The Atlanta Hawks were sold for $850 million, much lower than the $2 billion Steve Ballmer paid for the LA Clippers.» Read More
What can you do with an internet connection and a T-shirt? Create a few jobs, for one thing.
CNBC.com considered how famous movie characters made their living. We found what their salaries would be in real life, then determined if they could really afford to live in that apartment, drive that car, or eat at that restaurant.
"The London detective dealt with many difficult cases throughout his career, but they pale in comparison to our current economic problems. Call this one 'The Case of the Perplexed Investor,'” the author writes.
I don’t think I’m alone in living a zig-zag career journey. Maybe not all have gotten the memo yet, but ladder thinking about how careers are built and work gets done is being replaced with a more agile corporate lattice model of career progression.
"It's hard to imagine anyone could possibly fill the enormous vacuum left with the tragic death of Steve Jobs. But people are searching hopefully for such a person," and this author thinks that person could be Jeff Bezos.
Imagine that you are a small business owner who has a thin two to five percent profit margin during a tough economy and are trying to avoid laying off workers. On top of this, the federal government will begin keeping 3% of the money it owes you until the Internal Revenue Service acknowledges – months or years later – that you had already been paying your taxes. Although Halloween is just around the corner, this isn’t just another scary story.

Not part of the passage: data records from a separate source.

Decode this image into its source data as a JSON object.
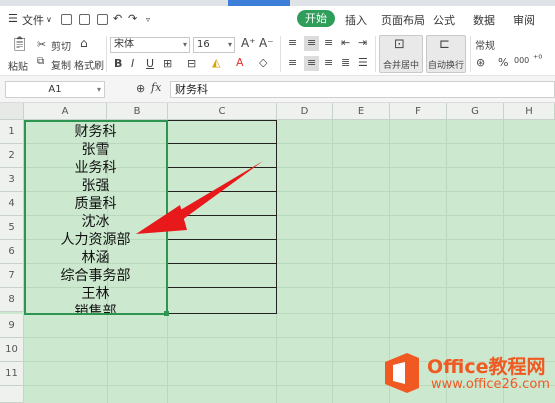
{
  "menubar": {
    "file": "文件",
    "tabs": [
      "开始",
      "插入",
      "页面布局",
      "公式",
      "数据",
      "审阅"
    ]
  },
  "ribbon": {
    "paste": "粘贴",
    "cut": "剪切",
    "copy": "复制",
    "format_painter": "格式刷",
    "font_name": "宋体",
    "font_size": "16",
    "merge_center": "合并居中",
    "auto_wrap": "自动换行",
    "number_format": "常规",
    "percent": "%",
    "thousands": "000"
  },
  "formula_bar": {
    "name_box": "A1",
    "fx": "fx",
    "content": "财务科"
  },
  "grid": {
    "columns": [
      "A",
      "B",
      "C",
      "D",
      "E",
      "F",
      "G",
      "H"
    ],
    "rows": [
      "1",
      "2",
      "3",
      "4",
      "5",
      "6",
      "7",
      "8",
      "9",
      "10",
      "11"
    ],
    "cells_a": [
      "财务科",
      "张雪",
      "业务科",
      "张强",
      "质量科",
      "沈冰",
      "人力资源部",
      "林涵",
      "综合事务部",
      "王林",
      "销售部"
    ]
  },
  "watermark": {
    "line1": "Office教程网",
    "line2": "www.office26.com"
  },
  "colors": {
    "sheet_background": "#cce8cf",
    "active_tab": "#2f9e5b",
    "selection_border": "#2e9550",
    "arrow": "#e8191a",
    "watermark": "#f05a22"
  }
}
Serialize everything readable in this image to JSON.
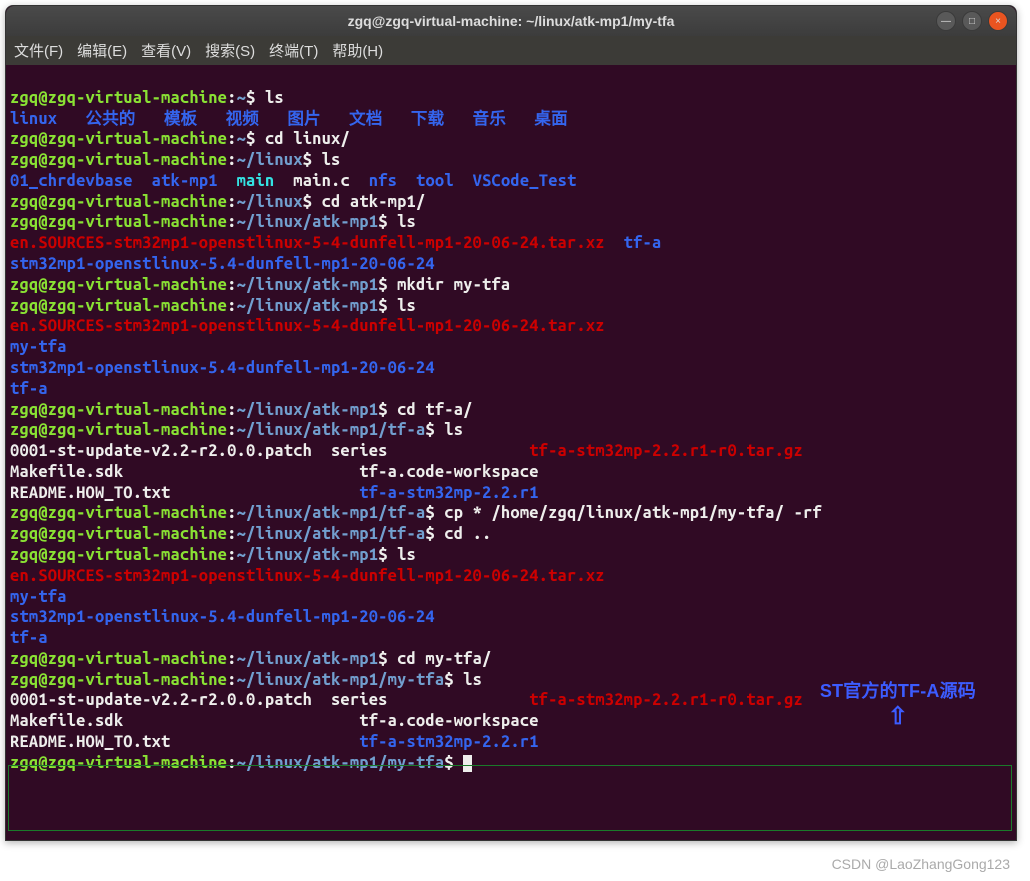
{
  "window": {
    "title": "zgq@zgq-virtual-machine: ~/linux/atk-mp1/my-tfa"
  },
  "menu": {
    "file": "文件(F)",
    "edit": "编辑(E)",
    "view": "查看(V)",
    "search": "搜索(S)",
    "terminal": "终端(T)",
    "help": "帮助(H)"
  },
  "p": {
    "user_host": "zgq@zgq-virtual-machine",
    "sep": ":",
    "home": "~",
    "linux": "~/linux",
    "atkmp1": "~/linux/atk-mp1",
    "tfa": "~/linux/atk-mp1/tf-a",
    "mytfa": "~/linux/atk-mp1/my-tfa",
    "dollar": "$"
  },
  "cmd": {
    "ls": "ls",
    "cd_linux": "cd linux/",
    "cd_atkmp1": "cd atk-mp1/",
    "mkdir_mytfa": "mkdir my-tfa",
    "cd_tfa": "cd tf-a/",
    "cp": "cp * /home/zgq/linux/atk-mp1/my-tfa/ -rf",
    "cd_up": "cd ..",
    "cd_mytfa": "cd my-tfa/"
  },
  "home_ls": {
    "linux": "linux",
    "public": "公共的",
    "templates": "模板",
    "videos": "视频",
    "pictures": "图片",
    "documents": "文档",
    "downloads": "下载",
    "music": "音乐",
    "desktop": "桌面"
  },
  "linux_ls": {
    "chrdev": "01_chrdevbase",
    "atkmp1": "atk-mp1",
    "main_dir": "main",
    "mainc": "main.c",
    "nfs": "nfs",
    "tool": "tool",
    "vscode": "VSCode_Test"
  },
  "atk": {
    "sources": "en.SOURCES-stm32mp1-openstlinux-5-4-dunfell-mp1-20-06-24.tar.xz",
    "tfa": "tf-a",
    "openstlinux": "stm32mp1-openstlinux-5.4-dunfell-mp1-20-06-24",
    "mytfa": "my-tfa"
  },
  "tfa_ls": {
    "patch": "0001-st-update-v2.2-r2.0.0.patch",
    "makefile": "Makefile.sdk",
    "readme": "README.HOW_TO.txt",
    "series": "series",
    "codews": "tf-a.code-workspace",
    "stm32mp": "tf-a-stm32mp-2.2.r1",
    "targz": "tf-a-stm32mp-2.2.r1-r0.tar.gz"
  },
  "annotation": {
    "text": "ST官方的TF-A源码",
    "arrow": "⇧"
  },
  "watermark": "CSDN @LaoZhangGong123"
}
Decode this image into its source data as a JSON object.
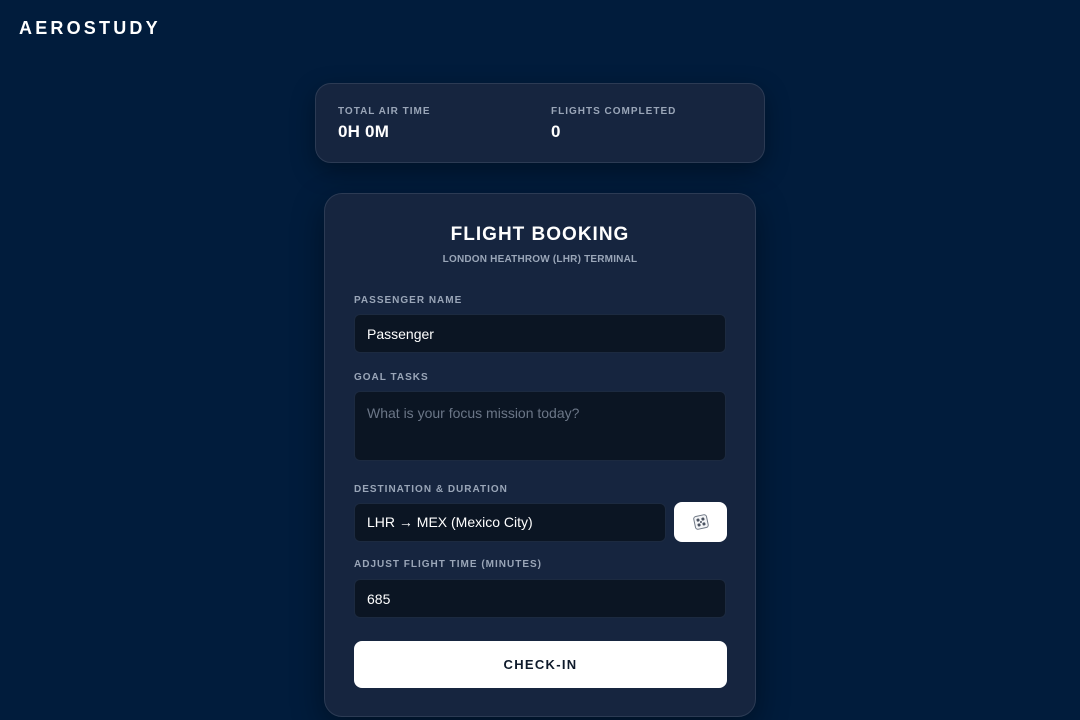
{
  "brand": "AEROSTUDY",
  "stats": {
    "total_air_time_label": "TOTAL AIR TIME",
    "total_air_time_value": "0H 0M",
    "flights_completed_label": "FLIGHTS COMPLETED",
    "flights_completed_value": "0"
  },
  "booking": {
    "title": "FLIGHT BOOKING",
    "subtitle": "LONDON HEATHROW (LHR) TERMINAL",
    "passenger_label": "PASSENGER NAME",
    "passenger_value": "Passenger",
    "goal_label": "GOAL TASKS",
    "goal_placeholder": "What is your focus mission today?",
    "destination_label": "DESTINATION & DURATION",
    "destination_value": "LHR → MEX (Mexico City)",
    "dice_icon": "dice-icon",
    "flight_time_label": "ADJUST FLIGHT TIME (MINUTES)",
    "flight_time_value": "685",
    "checkin_label": "CHECK-IN"
  },
  "colors": {
    "background": "#011c3c",
    "card": "#16253f",
    "input": "#0b1523",
    "muted_text": "#9aa6b8",
    "button": "#ffffff"
  }
}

A third of employees in the UK are unhappy in their jobs, while just over a fifth declare that they "love" they position, a new poll released Tuesday showed.
Your career success depends a lot on what you know, who you know and who likes you, according to this author.
What follows is a list of jobs that are not for anyone but those with very strong stomachs. Thinking of a career change? Here are some ideas.
"As I came to appreciate my partial responsibility for the meltdown, it dawned on me that people shouldn’t be rewarded by the State for helping to create the biggest financial disaster in eighty years," this former Wall Street exec writes, sharing his story of how he set out on a new chapter in his life when he decided to work for McDonalds....but couldn't get hired.
Many of the productivity gains in China have taken place mainly in the export part of the economy, while productivity growth in many purely Chinese firms has lagged behind. Can future gains in Chinese productivity be large enough to compensate for a decreasing working population and big wage increases?
Here are five tips to help you with your presentations. The first tip - what you can learn from Jerry Seinfeld.
While the headlines brim with tales of the euro zone debt crisis, rising inflation and people like Nouriel Roubini warning of an approaching hard landing in China, there’s evidence that some market players, at least, are getting richer.
The youth unemployment rate is expected to show a "minimal decrease" in 2011 since its peak last year but the young, particularly in areas most hit by the crisis, are struggling to find jobs, the International Labor Organization said in a report released Wednesday.
Daniel Yergin's best-selling new book, "The Quest: Energy, Security and the Remaking of the Modern World" is an in-depth look at the state of the global energy industry that picks up where his Pulitzer Prize winning, "The Prize: the Epic Quest for Oil, Money and Power" left off.
The author says he can "show how the average consumer with no previous financial education can outsmart Wall Street’s brightest by learning to identify game-changing information hidden in their everyday life."
The author writes, "I interact with thousands of leaders, managers, business owners and execs each year and I’ve yet to find any who believe that the work ethic represented in the current labor pool stands up to that of the labor pool twenty, ten—or even five years ago," adding, "It’s time to stop complaining about the lack of work ethic and take steps to revive it."
The author says we're in what he calls the, "Era of Behavior" and that "our behavior now matters more than we thought and in ways we never imagined."
Green energy professionals gathered in Dallas for the Solar Power International conference to tackle the latest challenges in the solar power industry. CNBC's Jane Wells reports.
Resourceful women should be taking steps to become board-ready, in order to take advantage of the increasing number of women elected to company boards, according to Molly Ashby, chairman and CEO of Solera Capital.